Take the character of Andrea, for instance. In the comic, she is a strong, opinionated zombie-killing machine. She is one of the comic’s strongest and most-liked characters. So when her on-screen character becomes an annoying, frustrating plot device, one can’t help but think about the comparisons between the two. How did the powers-that-be screw up this character so badly, that her on-screen death was met by cheers? And is it the purpose of the show-runners to keep the character the same, or should they try and set out on their own path?
In the case of “The Walking Dead,” the show would have benefited from either one of two options. Option one would be to create a show that tries to follow the story laid out by the comic as faithfully as possible.
Sure, there will be budget constraints that hinder the show from creating the same events from the comic. And, sure, there is no way to ensure that fans of the comic will ever be happy with the show, no matter how accurate it is, but this would eliminate much of the frustration fans of both the comic and the TV show have.
“Game of Thrones” is an example of a TV show that takes the source material, translates it to the screen, changes only a few aspects here and there, but for the most part, remains faithful to George R.R. Martin’s saga.
The other option for the show would be to create a series that contains none of the established characters from the comic. This removes any preconceived notions of the audience as to the plot, characters, etc., and only keeps the world of the events the same. This is why projects such as “The Walking Dead: The Game” a video game from developer Telltale Games, was so successful.
In the game, you play as Lee Everett, a convicted felon on his way to jail. You take control of Lee as soon as the zombie plague hits, and you soon find yourself protecting a young girl named Clementine. “The Walking Dead: The Game” asks you to make split second decisions that have game altering consequences or rewards.
The gameplay is truly unique and fantastic, but part of the reason for the game’s success is due to the fact that the core cast of characters is original. Lee and company cross paths with characters like Glen, and end up on Hershel’s farm for a while, but they never linger, and they serve as a bridge between the established world of “The Walking Dead” and this new game.
As a player, we cannot have any expectations for these new characters, because we have never seen them before. Their story is unique to the game, and we must wait to learn what the future holds for these characters.
It seems that AMC has realized the potential of a new story as a spin-off series of “The Walking Dead” is currently in the works. The possibilities for this show are indeed endless and I am looking forward to the fresh take on the series.
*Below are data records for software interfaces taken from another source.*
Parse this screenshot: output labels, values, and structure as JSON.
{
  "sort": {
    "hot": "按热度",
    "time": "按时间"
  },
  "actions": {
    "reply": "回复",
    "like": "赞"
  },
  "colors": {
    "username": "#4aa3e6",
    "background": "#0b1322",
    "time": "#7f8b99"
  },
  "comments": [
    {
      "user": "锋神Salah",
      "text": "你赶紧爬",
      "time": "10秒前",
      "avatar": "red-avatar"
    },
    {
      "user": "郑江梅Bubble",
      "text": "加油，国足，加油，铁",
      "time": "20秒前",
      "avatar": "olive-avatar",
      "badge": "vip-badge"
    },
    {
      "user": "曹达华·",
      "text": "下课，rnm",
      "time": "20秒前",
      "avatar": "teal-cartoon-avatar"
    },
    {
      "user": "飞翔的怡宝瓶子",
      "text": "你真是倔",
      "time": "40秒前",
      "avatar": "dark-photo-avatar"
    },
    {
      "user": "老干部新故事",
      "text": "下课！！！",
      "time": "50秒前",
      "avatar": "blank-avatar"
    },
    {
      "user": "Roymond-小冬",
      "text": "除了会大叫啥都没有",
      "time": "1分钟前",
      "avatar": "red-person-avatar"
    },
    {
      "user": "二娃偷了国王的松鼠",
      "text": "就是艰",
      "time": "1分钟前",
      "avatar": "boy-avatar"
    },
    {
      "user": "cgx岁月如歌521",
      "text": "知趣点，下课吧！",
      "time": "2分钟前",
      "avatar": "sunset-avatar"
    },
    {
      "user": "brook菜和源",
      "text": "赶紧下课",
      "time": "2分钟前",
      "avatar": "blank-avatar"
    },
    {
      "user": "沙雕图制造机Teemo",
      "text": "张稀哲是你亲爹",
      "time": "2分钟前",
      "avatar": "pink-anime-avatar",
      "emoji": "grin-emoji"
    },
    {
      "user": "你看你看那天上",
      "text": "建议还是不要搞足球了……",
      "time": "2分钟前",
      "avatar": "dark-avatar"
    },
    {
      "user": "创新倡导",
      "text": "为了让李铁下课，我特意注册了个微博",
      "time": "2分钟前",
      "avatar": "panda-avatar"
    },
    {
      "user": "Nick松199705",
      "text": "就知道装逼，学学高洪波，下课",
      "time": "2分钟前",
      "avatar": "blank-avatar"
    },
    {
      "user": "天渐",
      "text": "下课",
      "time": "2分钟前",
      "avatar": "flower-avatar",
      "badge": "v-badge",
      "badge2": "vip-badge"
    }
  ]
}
When you create a series based on an established franchise, there will always be people who can never be satisfied with the adaptation that is presented. To some degree, a show that takes characters that fans love and makes them their own should stay faithful to the series. Judging by the first two episodes of season four the show seems to be moving further away from the established world of the comic. Season four is off to a strong start and hopefully it continues to learn from its past mistakes to create something great.